**Records shown**

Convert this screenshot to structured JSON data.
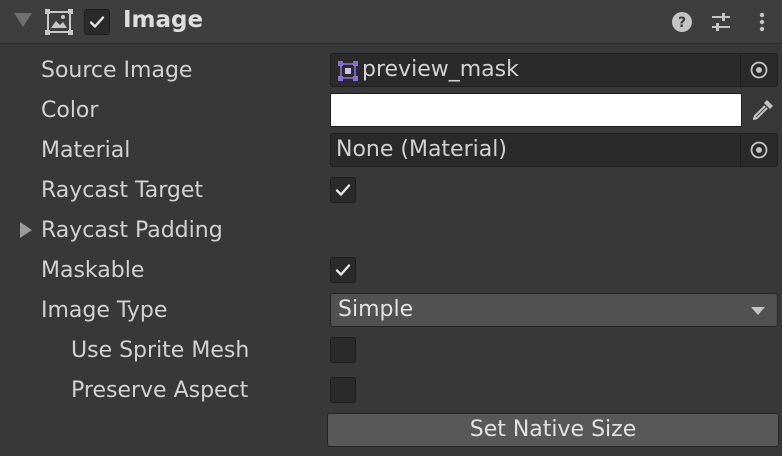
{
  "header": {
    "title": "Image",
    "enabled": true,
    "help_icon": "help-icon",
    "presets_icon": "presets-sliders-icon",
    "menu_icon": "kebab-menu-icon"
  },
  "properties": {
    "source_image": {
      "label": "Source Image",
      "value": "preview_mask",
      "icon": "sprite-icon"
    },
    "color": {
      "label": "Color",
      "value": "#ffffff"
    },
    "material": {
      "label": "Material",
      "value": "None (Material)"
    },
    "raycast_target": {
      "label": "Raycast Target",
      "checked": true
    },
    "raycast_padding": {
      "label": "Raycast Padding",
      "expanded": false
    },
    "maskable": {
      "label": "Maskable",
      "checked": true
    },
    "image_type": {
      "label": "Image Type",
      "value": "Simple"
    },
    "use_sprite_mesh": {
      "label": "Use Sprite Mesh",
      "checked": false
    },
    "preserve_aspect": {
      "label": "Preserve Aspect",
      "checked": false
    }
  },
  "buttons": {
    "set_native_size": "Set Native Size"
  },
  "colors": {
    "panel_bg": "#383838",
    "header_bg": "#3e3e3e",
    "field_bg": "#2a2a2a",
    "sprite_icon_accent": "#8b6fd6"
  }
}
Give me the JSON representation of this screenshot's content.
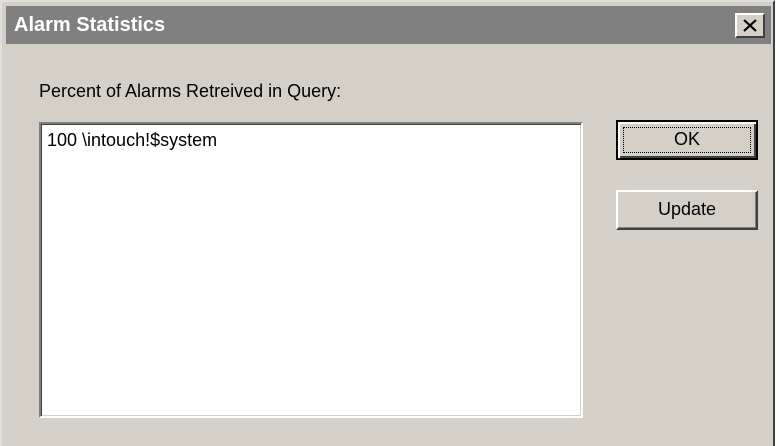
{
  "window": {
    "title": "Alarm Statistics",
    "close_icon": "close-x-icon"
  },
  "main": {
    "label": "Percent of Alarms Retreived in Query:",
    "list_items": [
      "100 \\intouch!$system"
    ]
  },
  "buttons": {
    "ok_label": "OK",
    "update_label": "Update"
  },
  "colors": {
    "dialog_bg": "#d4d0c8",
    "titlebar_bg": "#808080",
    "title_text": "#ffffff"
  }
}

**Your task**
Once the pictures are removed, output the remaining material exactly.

**Worked solution**
Convert this screenshot to structured JSON data.
{
  "header": {
    "title": "Image",
    "enabled": true,
    "help_icon": "help-icon",
    "presets_icon": "presets-sliders-icon",
    "menu_icon": "kebab-menu-icon"
  },
  "properties": {
    "source_image": {
      "label": "Source Image",
      "value": "preview_mask",
      "icon": "sprite-icon"
    },
    "color": {
      "label": "Color",
      "value": "#ffffff"
    },
    "material": {
      "label": "Material",
      "value": "None (Material)"
    },
    "raycast_target": {
      "label": "Raycast Target",
      "checked": true
    },
    "raycast_padding": {
      "label": "Raycast Padding",
      "expanded": false
    },
    "maskable": {
      "label": "Maskable",
      "checked": true
    },
    "image_type": {
      "label": "Image Type",
      "value": "Simple"
    },
    "use_sprite_mesh": {
      "label": "Use Sprite Mesh",
      "checked": false
    },
    "preserve_aspect": {
      "label": "Preserve Aspect",
      "checked": false
    }
  },
  "buttons": {
    "set_native_size": "Set Native Size"
  },
  "colors": {
    "panel_bg": "#383838",
    "header_bg": "#3e3e3e",
    "field_bg": "#2a2a2a",
    "sprite_icon_accent": "#8b6fd6"
  }
}
Give me the JSON representation of this screenshot's content.
{
  "window": {
    "title": "Alarm Statistics",
    "close_icon": "close-x-icon"
  },
  "main": {
    "label": "Percent of Alarms Retreived in Query:",
    "list_items": [
      "100 \\intouch!$system"
    ]
  },
  "buttons": {
    "ok_label": "OK",
    "update_label": "Update"
  },
  "colors": {
    "dialog_bg": "#d4d0c8",
    "titlebar_bg": "#808080",
    "title_text": "#ffffff"
  }
}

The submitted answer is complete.